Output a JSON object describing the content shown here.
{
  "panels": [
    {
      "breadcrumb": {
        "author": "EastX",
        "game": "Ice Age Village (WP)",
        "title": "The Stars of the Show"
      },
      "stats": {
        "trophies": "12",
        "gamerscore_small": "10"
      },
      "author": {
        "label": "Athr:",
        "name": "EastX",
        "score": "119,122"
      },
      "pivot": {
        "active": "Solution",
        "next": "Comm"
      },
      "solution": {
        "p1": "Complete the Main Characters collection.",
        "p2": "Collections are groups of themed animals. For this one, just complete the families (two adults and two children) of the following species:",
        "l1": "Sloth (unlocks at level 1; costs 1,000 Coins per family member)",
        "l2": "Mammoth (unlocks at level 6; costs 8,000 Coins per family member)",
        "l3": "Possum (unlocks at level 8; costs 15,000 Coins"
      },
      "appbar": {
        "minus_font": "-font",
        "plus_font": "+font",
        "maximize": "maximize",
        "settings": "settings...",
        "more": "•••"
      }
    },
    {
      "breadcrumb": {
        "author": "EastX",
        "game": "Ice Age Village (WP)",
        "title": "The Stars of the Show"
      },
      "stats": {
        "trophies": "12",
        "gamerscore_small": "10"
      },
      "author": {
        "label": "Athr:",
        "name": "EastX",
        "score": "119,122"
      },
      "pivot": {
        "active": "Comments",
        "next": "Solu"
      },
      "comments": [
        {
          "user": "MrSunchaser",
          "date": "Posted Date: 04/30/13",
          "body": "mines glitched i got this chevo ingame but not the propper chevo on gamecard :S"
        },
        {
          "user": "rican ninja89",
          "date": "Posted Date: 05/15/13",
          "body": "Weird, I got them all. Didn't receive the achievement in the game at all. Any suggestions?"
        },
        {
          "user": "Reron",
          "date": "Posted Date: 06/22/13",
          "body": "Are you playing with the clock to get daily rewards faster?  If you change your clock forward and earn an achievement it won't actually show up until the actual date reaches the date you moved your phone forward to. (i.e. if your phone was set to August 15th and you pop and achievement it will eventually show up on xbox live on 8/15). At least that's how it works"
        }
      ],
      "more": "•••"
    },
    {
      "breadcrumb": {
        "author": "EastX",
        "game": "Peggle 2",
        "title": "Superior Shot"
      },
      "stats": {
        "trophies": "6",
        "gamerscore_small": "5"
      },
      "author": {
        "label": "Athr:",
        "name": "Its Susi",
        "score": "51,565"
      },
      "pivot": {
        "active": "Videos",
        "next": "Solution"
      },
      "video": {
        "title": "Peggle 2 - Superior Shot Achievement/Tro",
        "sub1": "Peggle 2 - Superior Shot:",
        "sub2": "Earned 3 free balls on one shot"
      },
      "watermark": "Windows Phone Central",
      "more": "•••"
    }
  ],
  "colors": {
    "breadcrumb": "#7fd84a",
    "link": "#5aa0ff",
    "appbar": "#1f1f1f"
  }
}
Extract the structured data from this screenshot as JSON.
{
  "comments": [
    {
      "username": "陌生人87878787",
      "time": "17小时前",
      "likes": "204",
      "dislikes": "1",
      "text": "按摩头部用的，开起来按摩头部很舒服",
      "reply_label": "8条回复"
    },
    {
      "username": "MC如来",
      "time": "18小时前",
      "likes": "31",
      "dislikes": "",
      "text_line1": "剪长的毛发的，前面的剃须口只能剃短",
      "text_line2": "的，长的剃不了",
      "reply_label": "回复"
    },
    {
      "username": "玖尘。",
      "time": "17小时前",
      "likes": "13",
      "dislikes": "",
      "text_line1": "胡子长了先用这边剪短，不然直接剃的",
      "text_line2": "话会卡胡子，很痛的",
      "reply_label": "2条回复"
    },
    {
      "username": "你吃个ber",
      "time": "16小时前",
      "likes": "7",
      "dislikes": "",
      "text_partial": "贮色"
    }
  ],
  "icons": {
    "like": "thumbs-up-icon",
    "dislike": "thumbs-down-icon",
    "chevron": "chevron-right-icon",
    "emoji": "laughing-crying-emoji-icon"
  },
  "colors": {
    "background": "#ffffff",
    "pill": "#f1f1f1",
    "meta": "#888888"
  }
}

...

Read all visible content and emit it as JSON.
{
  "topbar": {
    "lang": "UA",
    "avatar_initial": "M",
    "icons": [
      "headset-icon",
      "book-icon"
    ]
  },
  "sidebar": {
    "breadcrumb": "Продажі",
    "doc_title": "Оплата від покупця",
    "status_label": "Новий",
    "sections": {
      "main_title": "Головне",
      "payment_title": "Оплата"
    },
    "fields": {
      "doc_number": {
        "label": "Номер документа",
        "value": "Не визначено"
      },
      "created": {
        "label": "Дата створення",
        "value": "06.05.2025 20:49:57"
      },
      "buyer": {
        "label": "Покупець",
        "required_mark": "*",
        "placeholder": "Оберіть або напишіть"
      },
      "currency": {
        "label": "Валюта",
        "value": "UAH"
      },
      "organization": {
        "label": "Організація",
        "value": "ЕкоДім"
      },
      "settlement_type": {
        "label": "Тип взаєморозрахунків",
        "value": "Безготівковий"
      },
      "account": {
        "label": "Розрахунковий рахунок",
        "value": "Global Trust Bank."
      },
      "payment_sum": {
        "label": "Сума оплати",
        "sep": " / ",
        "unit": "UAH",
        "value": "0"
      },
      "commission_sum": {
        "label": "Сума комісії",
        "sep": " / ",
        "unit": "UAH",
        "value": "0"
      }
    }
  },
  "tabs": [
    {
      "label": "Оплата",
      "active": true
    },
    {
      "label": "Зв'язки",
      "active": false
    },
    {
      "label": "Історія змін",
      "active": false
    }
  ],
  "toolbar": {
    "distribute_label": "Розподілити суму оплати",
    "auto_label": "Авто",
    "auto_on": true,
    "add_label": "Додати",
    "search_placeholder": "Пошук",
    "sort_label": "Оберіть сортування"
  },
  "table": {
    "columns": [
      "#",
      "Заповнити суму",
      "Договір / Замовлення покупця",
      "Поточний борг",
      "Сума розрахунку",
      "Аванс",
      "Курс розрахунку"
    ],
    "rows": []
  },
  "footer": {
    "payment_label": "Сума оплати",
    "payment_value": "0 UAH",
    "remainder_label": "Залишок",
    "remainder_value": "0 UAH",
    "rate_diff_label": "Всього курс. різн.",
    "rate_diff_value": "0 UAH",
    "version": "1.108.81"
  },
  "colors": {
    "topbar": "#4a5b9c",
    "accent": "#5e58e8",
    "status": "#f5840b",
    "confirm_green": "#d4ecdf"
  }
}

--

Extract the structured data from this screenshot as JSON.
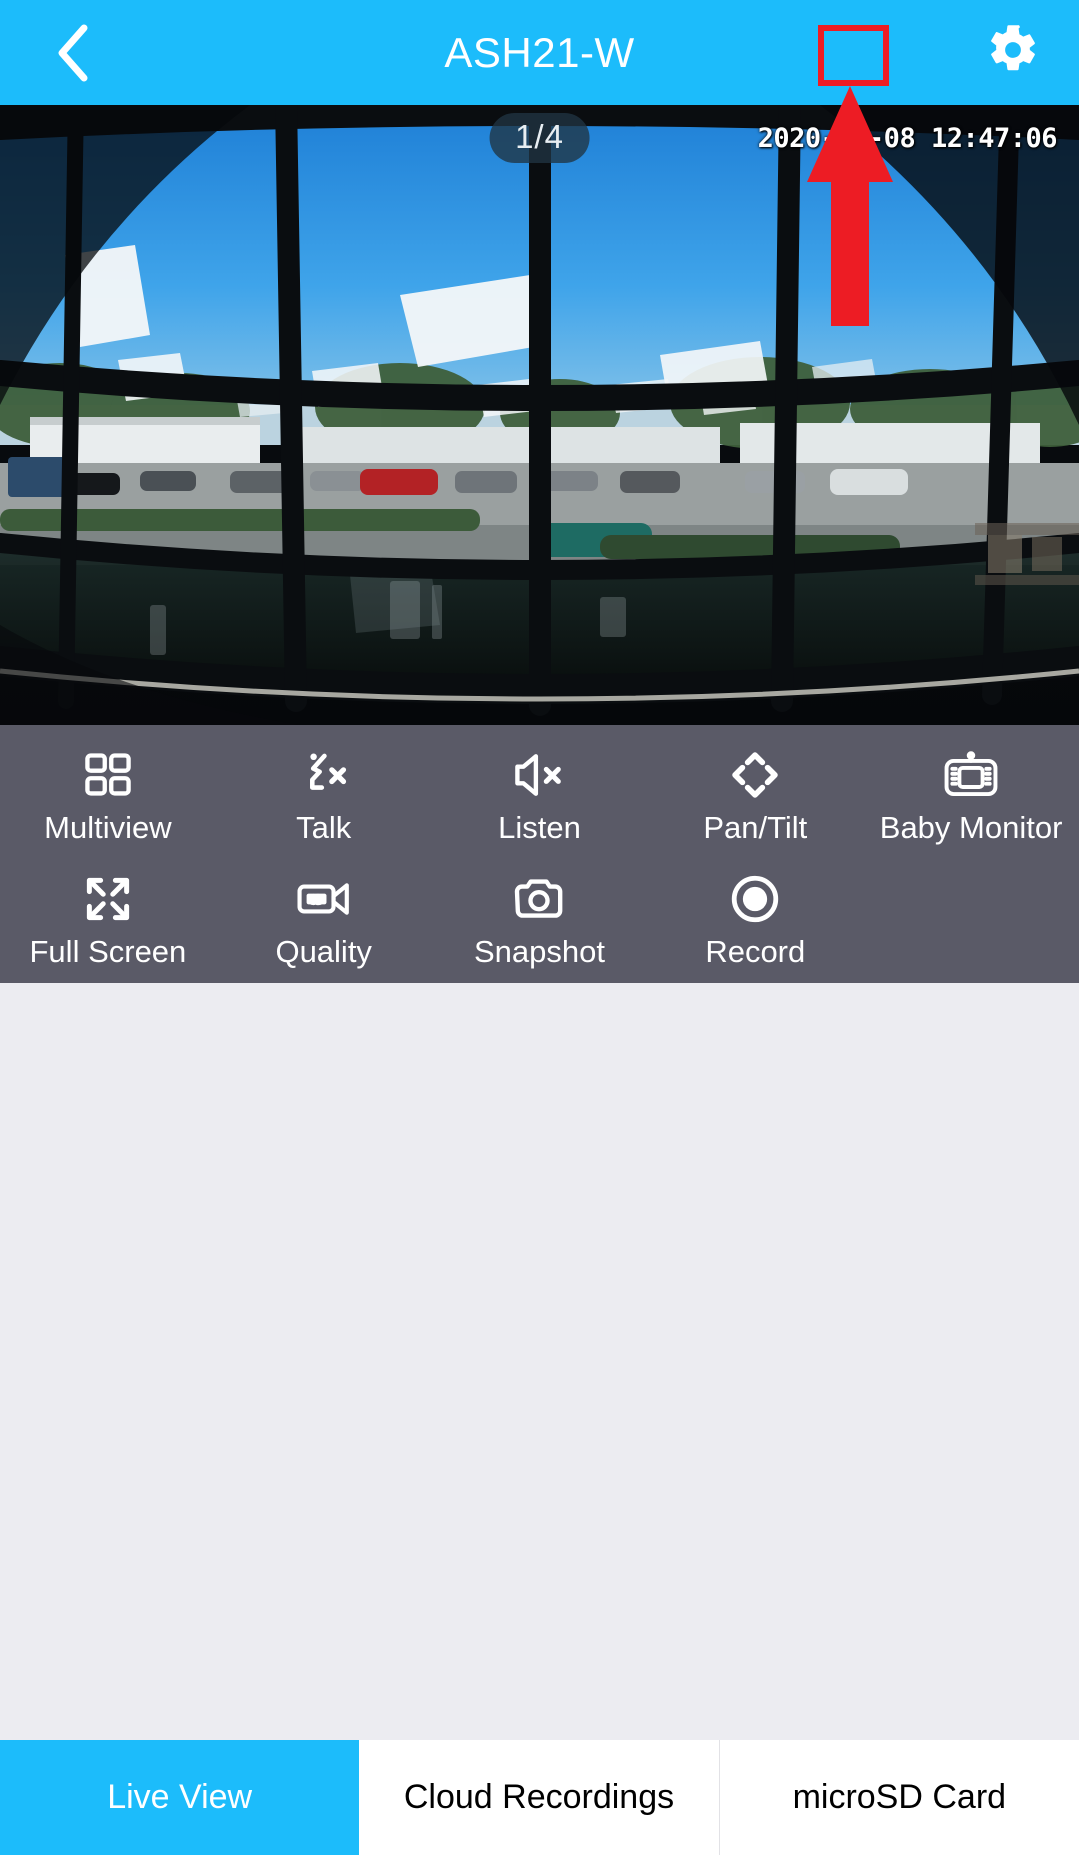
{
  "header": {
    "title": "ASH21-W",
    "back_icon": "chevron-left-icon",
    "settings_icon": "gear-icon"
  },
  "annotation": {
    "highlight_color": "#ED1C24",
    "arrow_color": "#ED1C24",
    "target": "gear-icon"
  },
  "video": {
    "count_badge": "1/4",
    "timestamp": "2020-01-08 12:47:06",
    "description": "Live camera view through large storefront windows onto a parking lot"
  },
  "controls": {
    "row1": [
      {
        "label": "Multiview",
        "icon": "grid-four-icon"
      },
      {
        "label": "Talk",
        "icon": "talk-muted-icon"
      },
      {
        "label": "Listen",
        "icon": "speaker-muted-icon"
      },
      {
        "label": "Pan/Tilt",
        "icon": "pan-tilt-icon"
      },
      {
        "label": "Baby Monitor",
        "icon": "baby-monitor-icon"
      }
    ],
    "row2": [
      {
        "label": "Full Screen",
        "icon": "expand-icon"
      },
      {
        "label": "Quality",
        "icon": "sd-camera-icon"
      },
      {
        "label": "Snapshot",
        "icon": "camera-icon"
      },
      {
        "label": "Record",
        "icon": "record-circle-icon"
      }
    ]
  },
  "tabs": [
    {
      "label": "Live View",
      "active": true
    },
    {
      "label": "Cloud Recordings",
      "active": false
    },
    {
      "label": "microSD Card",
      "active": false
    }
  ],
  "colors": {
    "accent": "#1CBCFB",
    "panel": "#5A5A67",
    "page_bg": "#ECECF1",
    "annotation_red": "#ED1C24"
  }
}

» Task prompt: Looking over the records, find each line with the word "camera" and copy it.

» Finished task:
    "description": "Live camera view through large storefront windows onto a parking lot"
        "icon": "sd-camera-icon"
        "icon": "camera-icon"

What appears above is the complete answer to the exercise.